▸ **Records contained in a dataset**
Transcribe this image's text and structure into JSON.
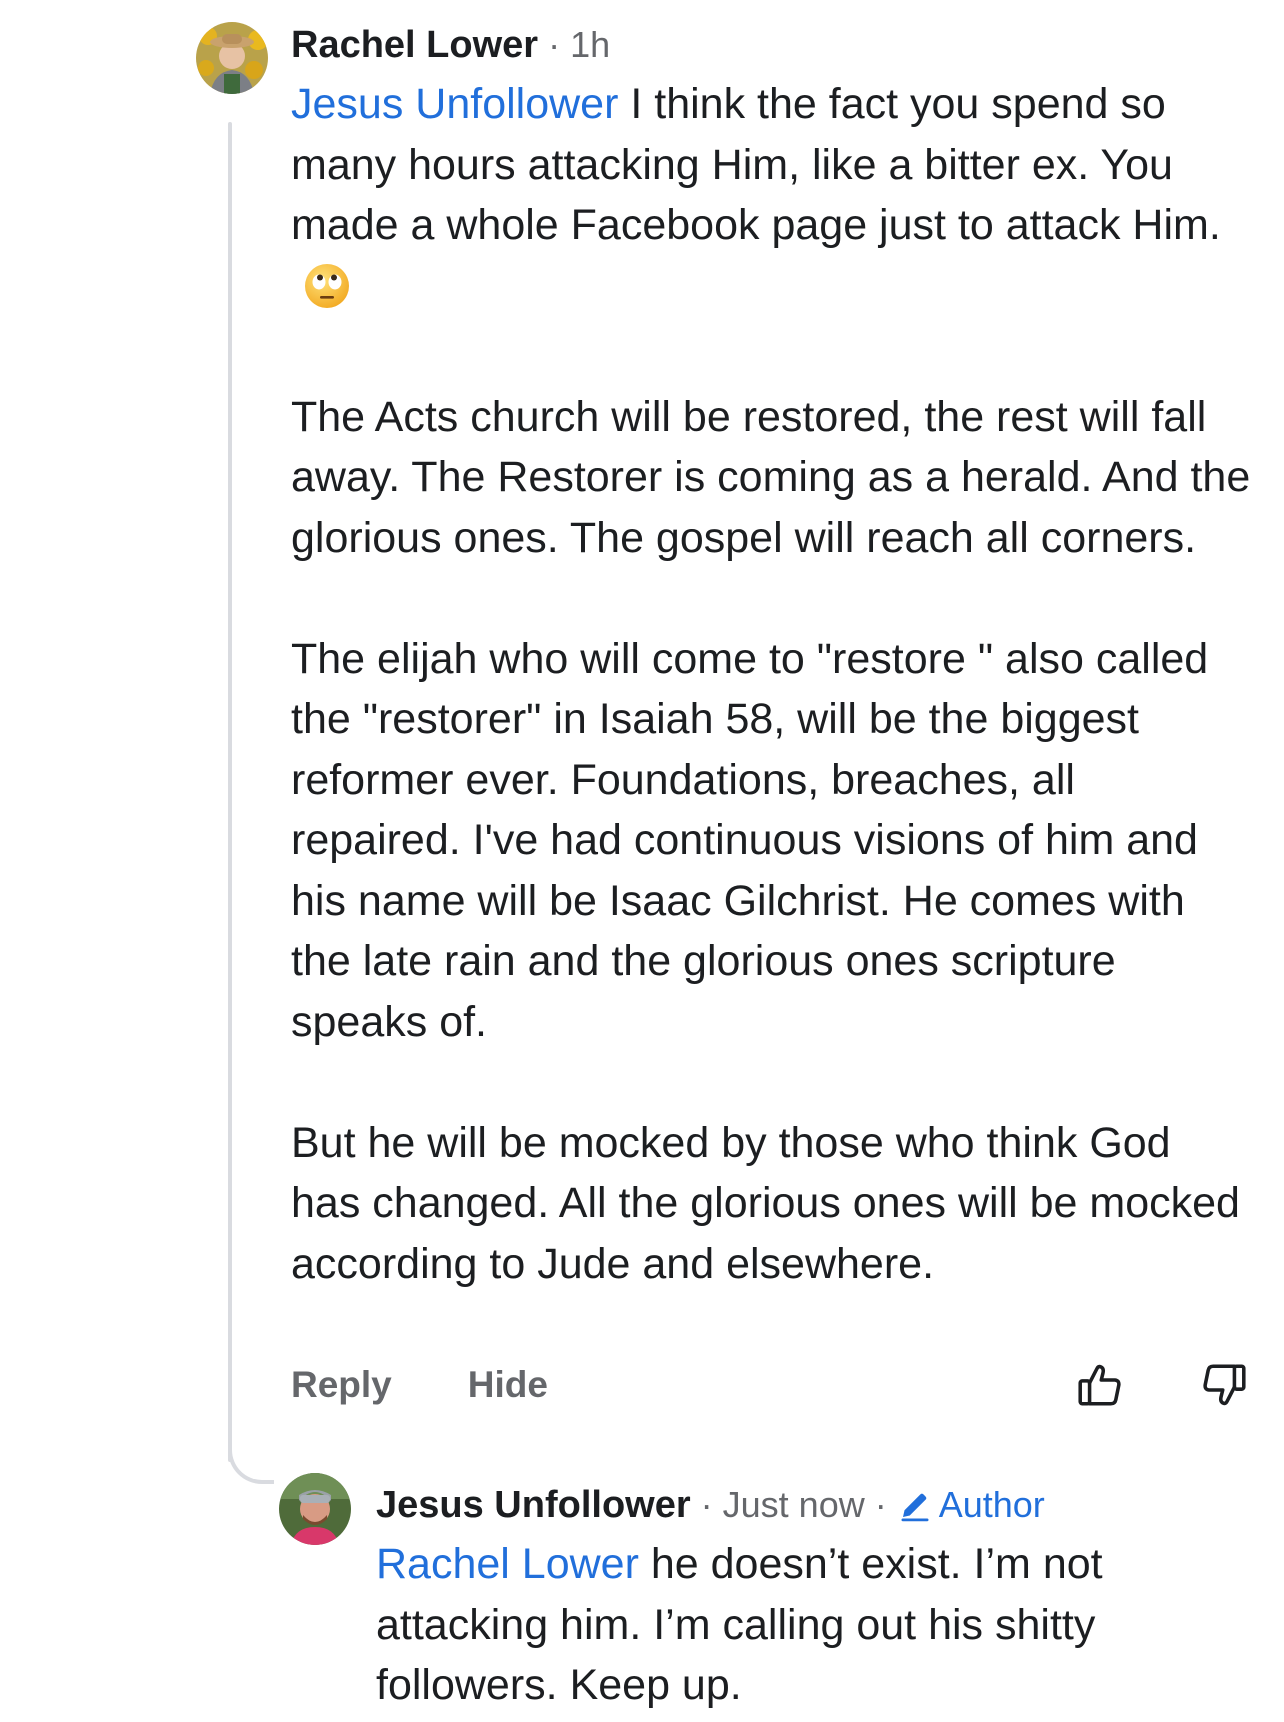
{
  "comments": [
    {
      "author": "Rachel Lower",
      "time": "1h",
      "avatar_icon": "profile-photo-rachel",
      "mention": "Jesus Unfollower",
      "p1_text": " I think the fact you spend so many hours attacking Him, like a bitter ex. You made a whole Facebook page just to attack Him.",
      "p1_emoji": "eye-roll-emoji",
      "paragraphs": [
        "The Acts church will be restored,  the rest will fall away. The Restorer is coming as a herald. And the glorious ones. The gospel will reach all corners.",
        "The elijah who will come to \"restore \" also called the \"restorer\" in Isaiah 58, will be the biggest reformer ever. Foundations, breaches, all repaired.  I've had continuous visions of him and his name will be Isaac Gilchrist. He comes with the late rain and the glorious ones scripture speaks of.",
        "But he will be mocked by those who think God has changed. All the glorious ones will be mocked according to Jude and elsewhere."
      ],
      "actions": {
        "reply_label": "Reply",
        "hide_label": "Hide",
        "upvote_icon": "thumbs-up-icon",
        "downvote_icon": "thumbs-down-icon"
      }
    },
    {
      "author": "Jesus Unfollower",
      "time": "Just now",
      "badge": "Author",
      "badge_icon": "pencil-icon",
      "avatar_icon": "profile-photo-jesus-unfollower",
      "mention": "Rachel Lower",
      "text": " he doesn’t exist. I’m not attacking him. I’m calling out his shitty followers. Keep up."
    }
  ],
  "separator": "·",
  "colors": {
    "link": "#216fdb",
    "meta": "#65676b",
    "text": "#1c1e21",
    "thread_line": "#d9dbe0"
  }
}
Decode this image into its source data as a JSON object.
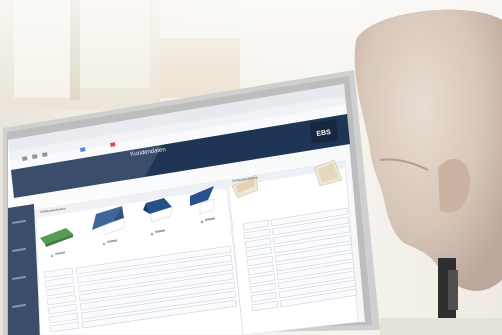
{
  "photo": {
    "colors": {
      "wall": "#f4f1ec",
      "window_light": "#faf8f5",
      "monitor_bezel": "#cfcfcf",
      "app_header": "#1f3556",
      "app_body": "#ffffff",
      "roof_blue": "#26508c",
      "roof_green": "#3d8f3a",
      "roof_beige": "#e7dcc7",
      "skin": "#d8c8bb"
    }
  },
  "screen": {
    "app_title": "Kundendaten",
    "logo": "EBS",
    "labels": {
      "left_panel_header": "Gebäudeaufnahme",
      "right_panel_header": "Gebäudeaufnahme"
    }
  }
}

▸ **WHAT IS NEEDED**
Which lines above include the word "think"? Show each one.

▸ **WRITTEN REPLY**
      "p1_text": " I think the fact you spend so many hours attacking Him, like a bitter ex. You made a whole Facebook page just to attack Him.",
        "But he will be mocked by those who think God has changed. All the glorious ones will be mocked according to Jude and elsewhere."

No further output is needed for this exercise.